App and web page records:
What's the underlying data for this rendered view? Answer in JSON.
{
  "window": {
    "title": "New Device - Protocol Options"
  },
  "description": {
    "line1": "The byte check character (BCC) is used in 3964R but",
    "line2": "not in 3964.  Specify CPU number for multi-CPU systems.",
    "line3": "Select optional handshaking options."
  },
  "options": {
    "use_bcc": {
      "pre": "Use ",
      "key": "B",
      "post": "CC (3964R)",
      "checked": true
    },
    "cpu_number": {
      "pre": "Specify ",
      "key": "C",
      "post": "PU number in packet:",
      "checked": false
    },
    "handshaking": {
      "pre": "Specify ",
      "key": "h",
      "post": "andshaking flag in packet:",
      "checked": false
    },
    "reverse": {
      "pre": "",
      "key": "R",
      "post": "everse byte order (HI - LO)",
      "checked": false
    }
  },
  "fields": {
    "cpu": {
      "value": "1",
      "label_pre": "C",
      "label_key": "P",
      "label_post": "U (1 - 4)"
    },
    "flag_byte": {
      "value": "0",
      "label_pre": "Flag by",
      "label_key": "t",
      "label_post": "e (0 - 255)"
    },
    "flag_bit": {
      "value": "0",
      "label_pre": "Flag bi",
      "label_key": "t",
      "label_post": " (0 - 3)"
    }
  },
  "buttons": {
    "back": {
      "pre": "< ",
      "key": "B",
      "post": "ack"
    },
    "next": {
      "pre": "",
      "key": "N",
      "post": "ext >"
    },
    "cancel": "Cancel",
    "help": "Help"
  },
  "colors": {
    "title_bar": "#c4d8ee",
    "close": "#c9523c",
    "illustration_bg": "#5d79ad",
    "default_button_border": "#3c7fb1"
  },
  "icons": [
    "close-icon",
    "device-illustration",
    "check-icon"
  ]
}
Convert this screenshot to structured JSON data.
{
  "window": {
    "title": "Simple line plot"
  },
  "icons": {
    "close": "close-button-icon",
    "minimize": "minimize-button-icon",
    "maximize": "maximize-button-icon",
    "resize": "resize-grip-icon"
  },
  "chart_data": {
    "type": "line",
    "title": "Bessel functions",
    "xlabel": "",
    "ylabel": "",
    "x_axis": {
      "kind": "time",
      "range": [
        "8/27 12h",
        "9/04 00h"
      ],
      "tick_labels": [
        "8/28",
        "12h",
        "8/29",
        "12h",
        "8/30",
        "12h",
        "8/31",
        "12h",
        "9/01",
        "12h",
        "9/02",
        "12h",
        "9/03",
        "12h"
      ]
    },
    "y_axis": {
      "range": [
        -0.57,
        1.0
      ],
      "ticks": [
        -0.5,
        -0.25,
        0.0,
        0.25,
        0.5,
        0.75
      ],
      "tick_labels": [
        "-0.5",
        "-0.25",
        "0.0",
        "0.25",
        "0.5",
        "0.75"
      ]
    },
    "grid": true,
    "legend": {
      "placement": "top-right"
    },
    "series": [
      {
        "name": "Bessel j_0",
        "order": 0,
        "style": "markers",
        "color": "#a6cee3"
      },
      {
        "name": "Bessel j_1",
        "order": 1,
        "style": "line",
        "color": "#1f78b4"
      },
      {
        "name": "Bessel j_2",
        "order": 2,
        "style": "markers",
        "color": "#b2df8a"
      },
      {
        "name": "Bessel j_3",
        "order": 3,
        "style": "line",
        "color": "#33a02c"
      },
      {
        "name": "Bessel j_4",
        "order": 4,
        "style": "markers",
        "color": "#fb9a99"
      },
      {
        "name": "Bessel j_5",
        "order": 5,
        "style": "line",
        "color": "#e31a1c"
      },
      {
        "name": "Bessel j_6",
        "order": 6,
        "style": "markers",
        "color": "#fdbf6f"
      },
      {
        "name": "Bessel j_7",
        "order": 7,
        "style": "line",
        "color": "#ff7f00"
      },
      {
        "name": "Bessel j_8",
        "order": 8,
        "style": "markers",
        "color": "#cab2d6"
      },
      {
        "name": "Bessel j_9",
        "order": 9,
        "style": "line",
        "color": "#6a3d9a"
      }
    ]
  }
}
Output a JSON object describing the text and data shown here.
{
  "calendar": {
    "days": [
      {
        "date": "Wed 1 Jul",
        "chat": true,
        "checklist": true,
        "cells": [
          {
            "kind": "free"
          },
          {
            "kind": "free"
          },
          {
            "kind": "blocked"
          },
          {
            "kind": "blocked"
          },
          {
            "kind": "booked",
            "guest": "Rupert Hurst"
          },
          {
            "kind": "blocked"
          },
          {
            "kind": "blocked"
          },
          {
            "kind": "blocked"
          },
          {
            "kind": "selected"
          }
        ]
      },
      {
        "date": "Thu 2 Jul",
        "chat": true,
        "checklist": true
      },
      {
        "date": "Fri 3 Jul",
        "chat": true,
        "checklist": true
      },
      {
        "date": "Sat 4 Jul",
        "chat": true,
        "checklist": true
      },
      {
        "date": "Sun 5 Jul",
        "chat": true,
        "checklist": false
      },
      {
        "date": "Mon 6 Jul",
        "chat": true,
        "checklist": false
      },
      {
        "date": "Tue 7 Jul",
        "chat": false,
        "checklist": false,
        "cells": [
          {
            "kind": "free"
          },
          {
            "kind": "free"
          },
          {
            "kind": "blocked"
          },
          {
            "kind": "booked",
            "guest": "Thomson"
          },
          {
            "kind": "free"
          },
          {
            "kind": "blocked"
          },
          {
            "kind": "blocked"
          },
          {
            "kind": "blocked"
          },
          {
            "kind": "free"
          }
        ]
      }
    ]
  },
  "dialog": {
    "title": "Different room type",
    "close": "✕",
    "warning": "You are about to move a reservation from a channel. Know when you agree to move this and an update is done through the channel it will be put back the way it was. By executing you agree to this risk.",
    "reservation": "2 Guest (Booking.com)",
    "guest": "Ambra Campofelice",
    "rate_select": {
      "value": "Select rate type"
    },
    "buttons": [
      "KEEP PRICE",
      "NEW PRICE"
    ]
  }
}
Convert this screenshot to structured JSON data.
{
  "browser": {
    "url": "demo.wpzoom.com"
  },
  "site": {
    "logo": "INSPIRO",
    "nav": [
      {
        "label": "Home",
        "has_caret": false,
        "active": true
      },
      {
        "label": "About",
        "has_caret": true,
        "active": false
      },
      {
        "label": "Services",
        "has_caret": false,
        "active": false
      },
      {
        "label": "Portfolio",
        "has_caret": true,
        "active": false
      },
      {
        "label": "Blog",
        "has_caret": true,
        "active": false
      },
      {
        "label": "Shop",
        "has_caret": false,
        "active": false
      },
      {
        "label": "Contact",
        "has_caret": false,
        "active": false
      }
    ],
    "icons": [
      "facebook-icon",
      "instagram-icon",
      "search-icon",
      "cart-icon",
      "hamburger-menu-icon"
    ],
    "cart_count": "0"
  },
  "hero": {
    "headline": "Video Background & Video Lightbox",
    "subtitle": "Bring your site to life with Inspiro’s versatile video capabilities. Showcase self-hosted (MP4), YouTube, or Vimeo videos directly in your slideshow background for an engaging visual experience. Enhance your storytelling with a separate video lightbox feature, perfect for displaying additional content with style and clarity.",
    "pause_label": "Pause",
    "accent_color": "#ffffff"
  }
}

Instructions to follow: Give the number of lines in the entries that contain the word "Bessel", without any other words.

Written reply: 11